QJL: Do you support the State of Israel? Have you ever been there?
DR: I visited the Holy Land of Israel in 2015 and cannot wait to go back. I fell in love with the country. From the food to the wine, it was amazing. Overall, the trip was very spiritual and a great experience. I firmly support Israel and I am strongly against the BDS movement. I maintain a great relationship with the Israeli ambassador.
QJL: In which areas are your base of support and which voters are you hoping to attract?
DR: From the beginning it was clear that the African American and Jewish coalitions will win this race. I have the support of a broad coalition of the Jewish community. My very first endorsement was the tremendous support of former Queens Borough President Claire Shulman. This followed with amazing support from prominent names in the Jewish community like Shimmy Pelman, Council Member Karen Koslowitz, and Richard Altabe.
QJL: If the DA’s office will be undergoing Criminal Justice Reform, is there anything that you could do to make that more productive?
DR: We must find a way to bring our police precincts into the 21st century. I believe that the 911 system is overwhelmed and we must find a way to divert calls. The cops are simply called too often, and we as a community are too reliant on the police to respond to what often are nonviolent needs. Additionally, it is possible that each precinct should have a hate crimes unit like the counterterrorism unit. When there is a hate crime, all yeshivahs suddenly get a police car in front. There might be a smarter way to tackle the overall hate crime issue.
QJL: What would you do to improve educational opportunities for minority youth?
DR: $50 million in capital over the last 6 years has been put into the public school system in Queens. We also found resources for the yeshivah system for vocational training programs. I would also want to fund educational programs and science labs, as green technology is certainly the future. When I began my work, computers were scarce in classrooms. Now they are nearly everywhere, and I will work to make sure this is the standard throughout Queens.
QJL: Would you stand in the way of building more charter or private schools?

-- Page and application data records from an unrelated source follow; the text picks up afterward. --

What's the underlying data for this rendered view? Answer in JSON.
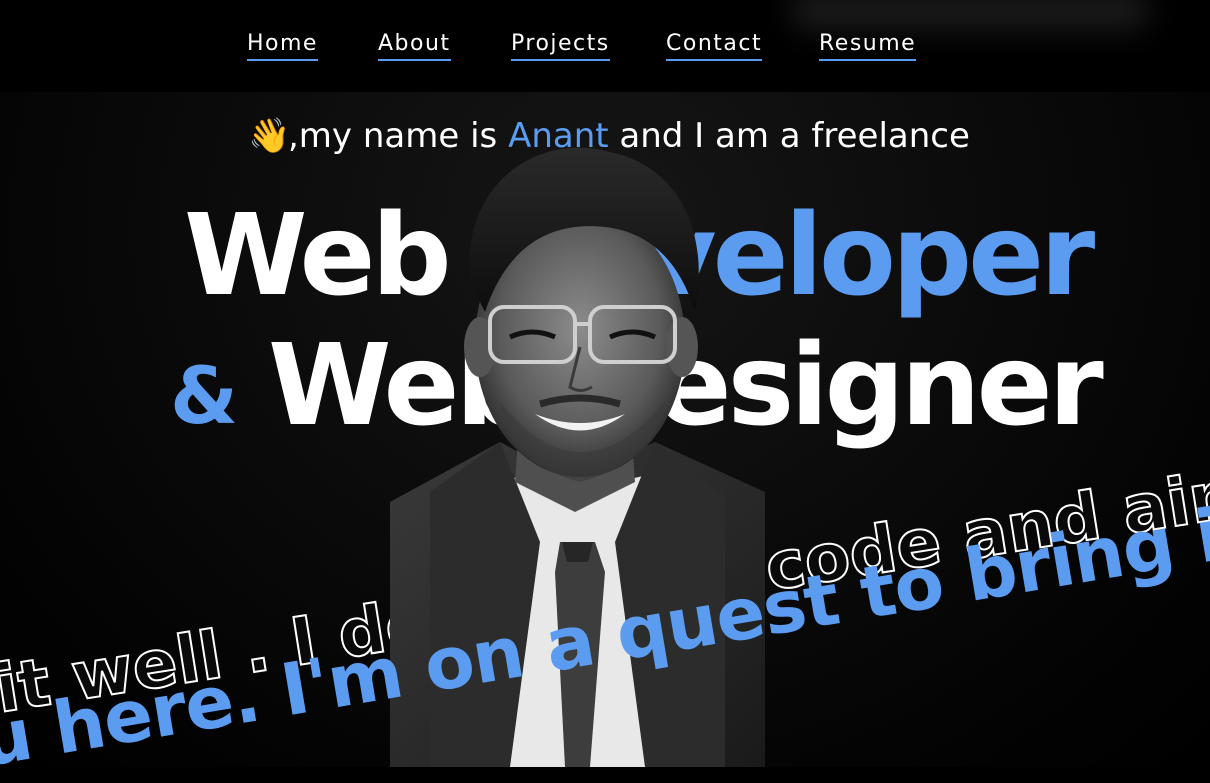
{
  "nav": {
    "items": [
      {
        "label": "Home"
      },
      {
        "label": "About"
      },
      {
        "label": "Projects"
      },
      {
        "label": "Contact"
      },
      {
        "label": "Resume"
      }
    ]
  },
  "hero": {
    "intro_wave": "👋",
    "intro_prefix": ",my name is ",
    "intro_name": "Anant",
    "intro_suffix": " and I am a freelance",
    "line1_word1": "Web",
    "line1_word2": "Developer",
    "ampersand": "&",
    "line2_word1": "Web",
    "line2_word2": "Designer"
  },
  "marquee": {
    "outline_text": "it well . I design and code and aims to",
    "blue_text": "u here. I'm on a quest to bring ideas t"
  },
  "colors": {
    "accent": "#5b9cf0",
    "background": "#000000"
  }
}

DR: No, I am a strong believer and supporter of choice as being important. I am against co-locations, because this presents a variety of struggles. Community-led charters are the way to go, and I shy against the big corporation model, but I will work with what is presented to me. I strongly care about all aspects of schooling.
QJL: What would you do to help young people buy homes or to help with the housing shortage in Queens?
DR: Foreclosure assistance has been part of my work in the Council, particularly part of the Foreclosure Prevention Program. I will work to get the First Time Home Buyer Club expanded with more funding. Young people who finally purchase their first home should not be allowed to fall behind in their payments, especially in these critical circumstances we find ourselves in today.
QJL: What could you do to bring more people together politically or philosophically so that different elements of society shouldn’t be as contentious towards each other as we are these days?
DR: There will be more multicultural events on a yearly basis bringing us all together. We will remove the stigmas of ignorance and hate that largely exist because we all simply do not know one another. I would want to assist with funding a welcome center for help and resources at Borough Hall that is for both documented and undocumented residents. It is also a brilliant idea to use some of our community boards as satellite offices and use our 14 community boards to really hear from the people.
By Abe Fuchs